Finally, a pair of albums which rocked my shit in five different directions that year:
Strapping Young Lad's Alien saw a lot of play in my car this year as I drove around Seattle, Bellingham, and the Olympic Peninsula, doing whatever crazy shit I was doing. An SYL album is always all about pounding craziness and screaming nonsense. Dev's always had this weird sense of humor, dropping barely audible chants of something or other into the background of songs (two different songs on two different albums have him mumbling something about Paddington Bear), which is a production stunt I always enjoyed greatly and can be heard a bunch on Alien. Zen here is the pop single style tune from the album, but it's actually one of my faves as well.

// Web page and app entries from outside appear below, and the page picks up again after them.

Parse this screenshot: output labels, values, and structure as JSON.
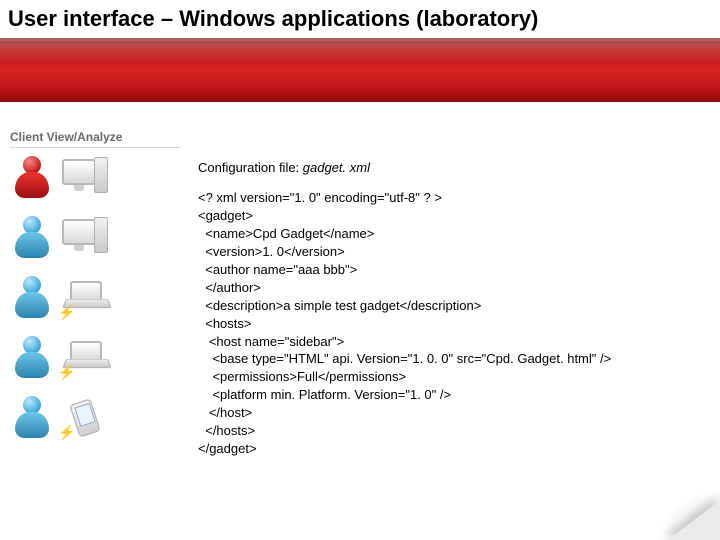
{
  "title": "User interface – Windows applications (laboratory)",
  "sidebar": {
    "heading": "Client View/Analyze",
    "rows": [
      {
        "role": "Administrator",
        "device": "pc",
        "person": "admin"
      },
      {
        "role": "User",
        "device": "pc",
        "person": "user"
      },
      {
        "role": "User",
        "device": "laptop",
        "person": "user"
      },
      {
        "role": "User",
        "device": "laptop",
        "person": "user"
      },
      {
        "role": "User",
        "device": "pda",
        "person": "user"
      }
    ]
  },
  "config": {
    "label_prefix": "Configuration file: ",
    "filename": "gadget. xml"
  },
  "code_lines": [
    "<? xml version=\"1. 0\" encoding=\"utf-8\" ? >",
    "<gadget>",
    "  <name>Cpd Gadget</name>",
    "  <version>1. 0</version>",
    "  <author name=\"aaa bbb\">",
    "  </author>",
    "  <description>a simple test gadget</description>",
    "  <hosts>",
    "   <host name=\"sidebar\">",
    "    <base type=\"HTML\" api. Version=\"1. 0. 0\" src=\"Cpd. Gadget. html\" />",
    "    <permissions>Full</permissions>",
    "    <platform min. Platform. Version=\"1. 0\" />",
    "   </host>",
    "  </hosts>",
    "</gadget>"
  ]
}
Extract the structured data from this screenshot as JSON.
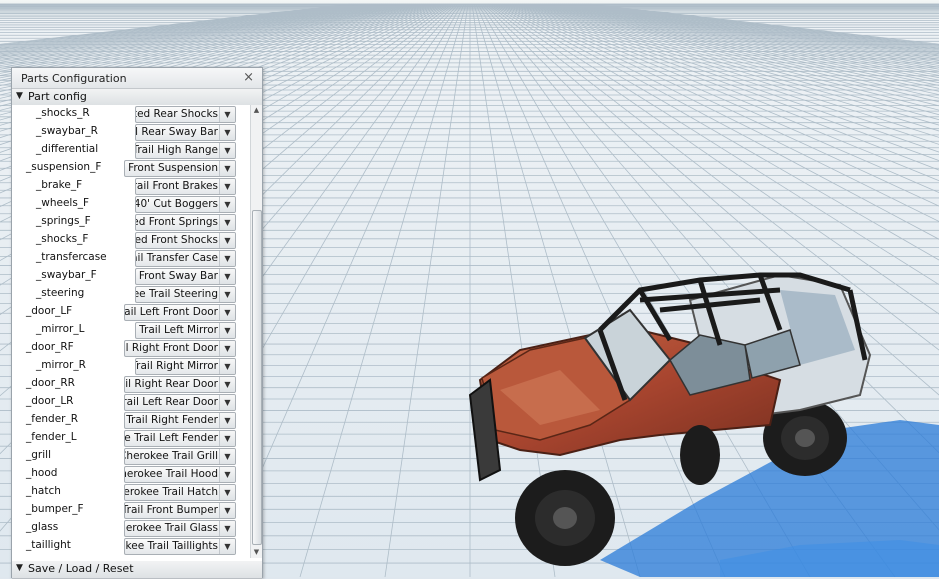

Opeth are gods, and that's all there is to it. This song is so heavy and glorious and perfect. Ghost Reveries is sort of a distillation of what was so awesome about what they do. I like that they added a little more keys on this album - the mellotron part in tunes like Beneath the Mire adds a lot, as does the organ here on Baying of the Hounds.
You know, now I think of it, the theme of 2005 seemed to be albums which distilled what was awesome about some awesome bands. Pretty good theme.
But wait! There was more! Pelican - The Fire in Our Throats Will Beckon the Thaw (worst title ever), Common - Be, Demons and Wizards - Touched by the Crimson King, Gamma Ray - Majestic, Kamelot - The Black Halo, Nile - Annihilation of the Wicked, MIA - Arular, Ulver - Blood Inside, Sufjan Stevens - Illinois, Solefald - Red for Fire, Spoon - Gimme Fiction, The New Pornographers - Twin Cinema, Michael Manring - Soliloquy
Argh! This year almost hurts! 2006, you better impress (spoiler: it was also pretty good).